The other side said, that:
The NN just have to be deep enough to model the time connections
RNNs are just used, because they are faster
With RNN the older (e.g. t-20) timepoints are not that relevant in comparison to the newer timepoints (e.g. t-1), because the data from older timepoints have to go through all neurons until the weight is updated in this neuron.
It is easier to understand the weight matrix of normal NN in comparison to RNN to understand partly the behavior of the NN
My answer to that was:
Everyone suggests using the LSTMs for times series analysis
It can consider the time better in comparison to a sliding window approach especially if the length of the sequence is quite long

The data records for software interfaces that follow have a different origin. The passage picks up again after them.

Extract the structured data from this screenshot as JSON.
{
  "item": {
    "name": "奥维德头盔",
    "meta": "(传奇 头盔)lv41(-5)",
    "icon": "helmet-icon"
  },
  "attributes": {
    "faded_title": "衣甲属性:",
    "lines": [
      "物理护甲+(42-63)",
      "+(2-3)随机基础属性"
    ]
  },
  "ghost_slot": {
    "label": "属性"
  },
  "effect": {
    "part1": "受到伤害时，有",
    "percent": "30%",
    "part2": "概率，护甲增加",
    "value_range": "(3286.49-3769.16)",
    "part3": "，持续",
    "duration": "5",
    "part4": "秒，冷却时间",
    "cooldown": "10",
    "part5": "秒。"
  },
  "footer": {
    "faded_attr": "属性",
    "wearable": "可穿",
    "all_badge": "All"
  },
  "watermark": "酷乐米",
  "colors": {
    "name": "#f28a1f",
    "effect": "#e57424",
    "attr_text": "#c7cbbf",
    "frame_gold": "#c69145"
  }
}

To 3. That happens just if you use vanilla RNN instead of LSTM, because of the gradient explosion
So I know that I did not answer him completely (and maybe not correctly) and I am now really interested in the real reasons why LSTMS are suggested the most of the times. Maybe he is right? What do you think?
- Can a normal NN model the time connections the same way like a RNN/LSTM does when it is just deep enough?
- Does an RNN need more or less data in comparison to a NN to get the
same/ better results?
- Are there time series where normal NN or RNN/LSTM perform better?
- Is it time data depended which Model will perform the best or are there some guidelines?
- Can the NN behavior be understood better than the RNN behavior?